Ensuring quality of life for servicemembers
The American Legion National Commander Vincent J. “Jim” Troiola addresses the National Security Commission during the Washington Conference 2023 at the Washington Hilton in Washington, District of Columbia, on Monday, February 27. Photo by Hilary Ott /The American Legion

Ensuring quality of life for servicemembers

American Legion National Commander Vincent J. “Jim” Troiola stopped by the National Security Commission, which he used to serve as chairman. During a brief address during the Legion’s Washington Conference on Feb. 27, Troiola relayed some of his experiences while meeting with Marines and sailors in Okinawa, Japan; various troops in Hawaii; Coastguardsmen on the Oregon coast and others.

“What I want to talk with you about today is what I consider a matter of national security,” he said. “And that is the satisfaction of active-duty military families. The satisfaction rate of military families at military bases all over the United States is at the lowest it’s been in decades, at 52 perecent.”

At Pearl Harbor, Troiola said, he learned that the drinking water is contaminated due a tank dating back to World War II that is filled with fuel. Thousands of military families have been relocated, the commander said.

“This is a hot-button issue,” he said. “I do know that every military member is trained to keep their focus on the mission but how do you focus on the mission when there are problems going on at home? It’s a national security problem.”

National Security Chairman Matthew Shuman of the Department of Arizona emphasized the need for improvements to the accountability aspect. Government agencies like the Department of Defense Inspector General’s Office and the Government Accountability Office can hold branches accountable.
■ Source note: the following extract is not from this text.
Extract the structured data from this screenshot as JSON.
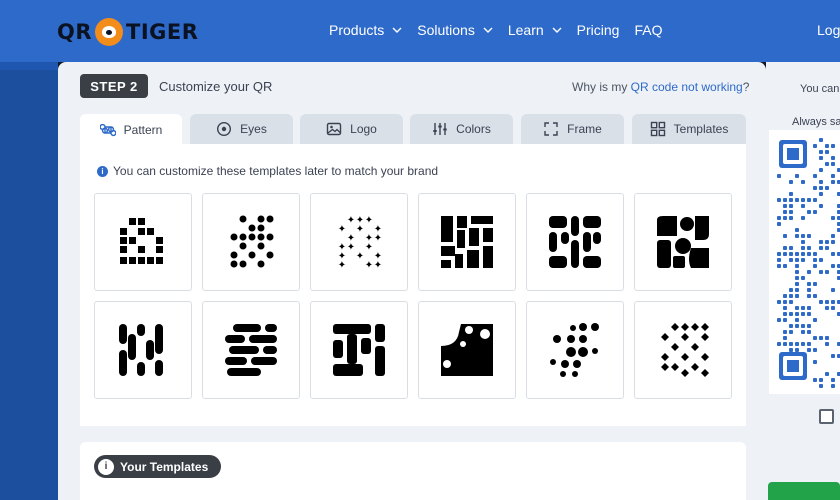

However, there is not an external organization like The American Legion that can support and work with DoD on these issues.
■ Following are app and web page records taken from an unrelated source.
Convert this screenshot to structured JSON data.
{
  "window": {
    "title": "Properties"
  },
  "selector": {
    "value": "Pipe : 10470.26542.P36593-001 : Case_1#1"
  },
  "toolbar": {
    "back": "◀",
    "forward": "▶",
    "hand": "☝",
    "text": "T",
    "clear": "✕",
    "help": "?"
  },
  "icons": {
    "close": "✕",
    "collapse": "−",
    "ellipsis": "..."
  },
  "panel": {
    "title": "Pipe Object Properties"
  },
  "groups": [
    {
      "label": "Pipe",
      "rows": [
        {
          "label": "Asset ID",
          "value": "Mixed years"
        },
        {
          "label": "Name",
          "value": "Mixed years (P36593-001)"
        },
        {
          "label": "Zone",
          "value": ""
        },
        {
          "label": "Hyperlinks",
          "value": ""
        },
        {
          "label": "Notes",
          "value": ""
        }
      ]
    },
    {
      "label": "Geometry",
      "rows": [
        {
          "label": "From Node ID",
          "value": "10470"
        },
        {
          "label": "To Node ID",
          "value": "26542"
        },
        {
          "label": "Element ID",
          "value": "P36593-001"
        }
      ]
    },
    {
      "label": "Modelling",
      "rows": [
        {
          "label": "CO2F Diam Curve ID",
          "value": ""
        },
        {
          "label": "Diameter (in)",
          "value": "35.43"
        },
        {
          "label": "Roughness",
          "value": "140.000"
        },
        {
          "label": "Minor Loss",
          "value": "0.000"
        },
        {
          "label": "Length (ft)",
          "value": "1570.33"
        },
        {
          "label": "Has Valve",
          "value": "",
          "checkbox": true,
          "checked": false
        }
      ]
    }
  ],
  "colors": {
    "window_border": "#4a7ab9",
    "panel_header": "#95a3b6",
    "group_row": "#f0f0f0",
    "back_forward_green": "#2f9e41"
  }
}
Shuman compared it to a teaching moment for a parent when they assign a task to a child.

“When you call the child back and ask them if it’s done, they say ‘yes,’ but you never go back and check,” he said. “That’s sort of how it works. When there is an issue at a DoD facility, like troops not getting proper access to food, or services on posts are not available or the brick and mortar barracks are crumbling, there is no one that goes there — except for DoD — and says we fixed it.”
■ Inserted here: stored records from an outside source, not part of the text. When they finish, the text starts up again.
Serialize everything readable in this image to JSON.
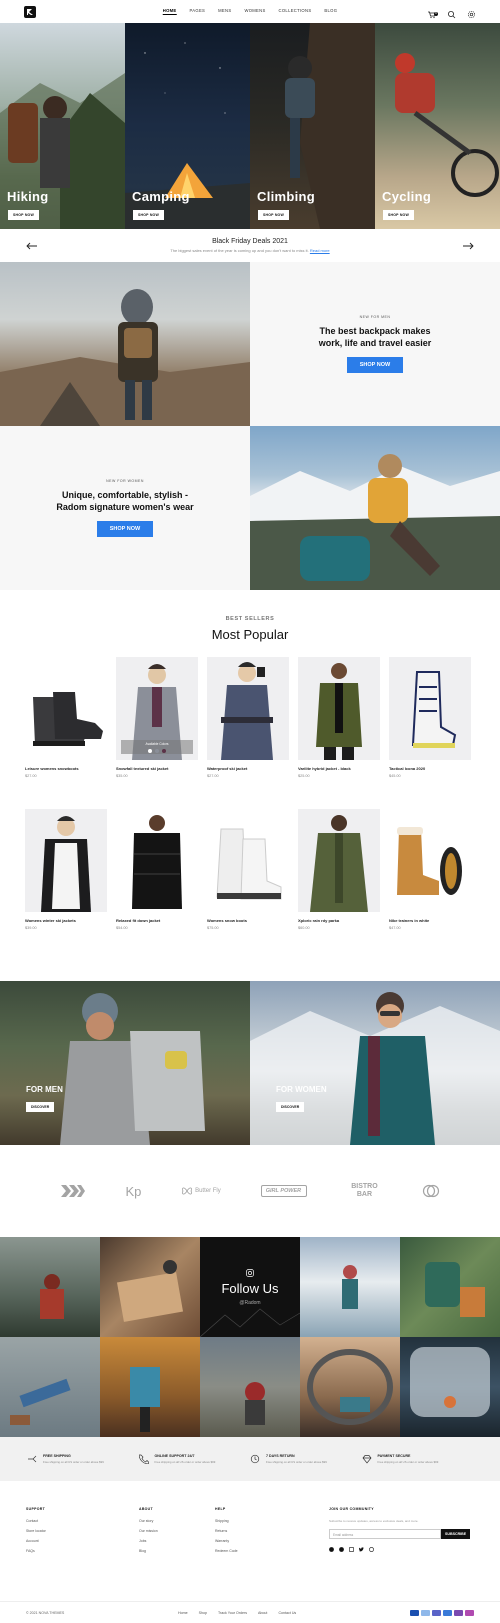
{
  "nav": [
    "HOME",
    "PAGES",
    "MENS",
    "WOMENS",
    "COLLECTIONS",
    "BLOG"
  ],
  "cart_count": "0",
  "hero": [
    {
      "title": "Hiking",
      "button": "SHOP NOW"
    },
    {
      "title": "Camping",
      "button": "SHOP NOW"
    },
    {
      "title": "Climbing",
      "button": "SHOP NOW"
    },
    {
      "title": "Cycling",
      "button": "SHOP NOW"
    }
  ],
  "deals": {
    "title": "Black Friday Deals 2021",
    "text": "The biggest sales event of the year is coming up and you don't want to miss it.",
    "link": "Read more"
  },
  "promo_men": {
    "kicker": "NEW FOR MEN",
    "heading": "The best backpack makes work, life and travel easier",
    "button": "SHOP NOW"
  },
  "promo_women": {
    "kicker": "NEW FOR WOMEN",
    "heading": "Unique, comfortable, stylish - Radom signature women's wear",
    "button": "SHOP NOW"
  },
  "best": {
    "kicker": "BEST SELLERS",
    "title": "Most Popular"
  },
  "products": [
    {
      "name": "Leisure womens snowboots",
      "price": "$27.00"
    },
    {
      "name": "Snowfall textured ski jacket",
      "price": "$35.00",
      "overlay": "Available Colors"
    },
    {
      "name": "Waterproof ski jacket",
      "price": "$27.00"
    },
    {
      "name": "Varilite hybrid jacket - black",
      "price": "$25.00"
    },
    {
      "name": "Tactical Icona 2020",
      "price": "$45.00"
    },
    {
      "name": "Womens winter ski jackets",
      "price": "$39.00"
    },
    {
      "name": "Relaxed fit down jacket",
      "price": "$54.00"
    },
    {
      "name": "Womens snow boots",
      "price": "$75.00"
    },
    {
      "name": "Xploric rain rdy parka",
      "price": "$60.00"
    },
    {
      "name": "Nike trainers in white",
      "price": "$47.00"
    }
  ],
  "men_banner": {
    "label": "FOR MEN",
    "button": "DISCOVER"
  },
  "women_banner": {
    "label": "FOR WOMEN",
    "button": "DISCOVER"
  },
  "brands": [
    "",
    "Kp",
    "Butter Fly",
    "GIRL POWER",
    "BISTRO BAR",
    ""
  ],
  "instagram": {
    "title": "Follow Us",
    "handle": "@Radom"
  },
  "features": [
    {
      "title": "FREE SHIPPING",
      "desc": "Free shipping on all US order or order above $99"
    },
    {
      "title": "ONLINE SUPPORT 24/7",
      "desc": "Free shipping on all US order or order above $99"
    },
    {
      "title": "7 DAYS RETURN",
      "desc": "Free shipping on all US order or order above $99"
    },
    {
      "title": "PAYMENT SECURE",
      "desc": "Free shipping on all US order or order above $99"
    }
  ],
  "footer": {
    "support": {
      "title": "SUPPORT",
      "links": [
        "Contact",
        "Store locator",
        "Account",
        "FAQs"
      ]
    },
    "about": {
      "title": "ABOUT",
      "links": [
        "Our story",
        "Our mission",
        "Jobs",
        "Blog"
      ]
    },
    "help": {
      "title": "HELP",
      "links": [
        "Shipping",
        "Returns",
        "Warranty",
        "Redeem Code"
      ]
    },
    "join": {
      "title": "JOIN OUR COMMUNITY",
      "text": "Subscribe to receive updates, access to exclusive deals, and more.",
      "placeholder": "Email address",
      "button": "SUBSCRIBE"
    },
    "copyright": "© 2021 NOVA THEMES",
    "bottom_links": [
      "Home",
      "Shop",
      "Track Your Orders",
      "About",
      "Contact Us"
    ]
  },
  "colors": {
    "accent": "#2b7de9",
    "dark": "#111111",
    "bg_soft": "#f7f7f7"
  }
}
The American Legion is planning to fill that void, as early as this summer.

Right now, its National Security team is coordinating a series of trips to bases where they will work with DoD on improvements related to quality of life issues. The vision is for these trips to be similar to System Worth Saving (SWS) visits that the Legion’s Veterans Affairs & Rehabilitation Commission has conducted for 20 years. The intent of SWS trips is to collect information, work with VA on improvements, and report findings to Congress, the public and others.

“We are going to start doing that with our DoD facilities,” Shuman said. “This is amazing. It will elevate this commission in the eyes of the public, the Legion, the DoD, Congress and America.”

Pat McGuigan, a military and veterans legislative assistant for Sen. John Boozman, R-Ark., also discussed quality of life issues with the commission.

“Flags don’t fly themselves and ships don’t sail themselves,” said McGuigan, an Army veteran. It’s people. Everything we do in the military comes back to people. I don’t know of a war we participated in that we didn’t have boots on the ground. It comes back to people. We have to take care of our people.”

McGuigan talked about ensuring that investment is made into factors that support the quality of life for servicemembers and their families.

“We need to make sure we are doing right by our servicemembers and their families by caring for them,” he said, noting that the senator’s staff visited various bases last year to get a better understanding of the conditions. “We’re going to do that again this year and are going to work with the Legion to support this new initiative and see how we can work together in supporting these quality of life measures and ensure we are taking care of our servicemembers and their families.”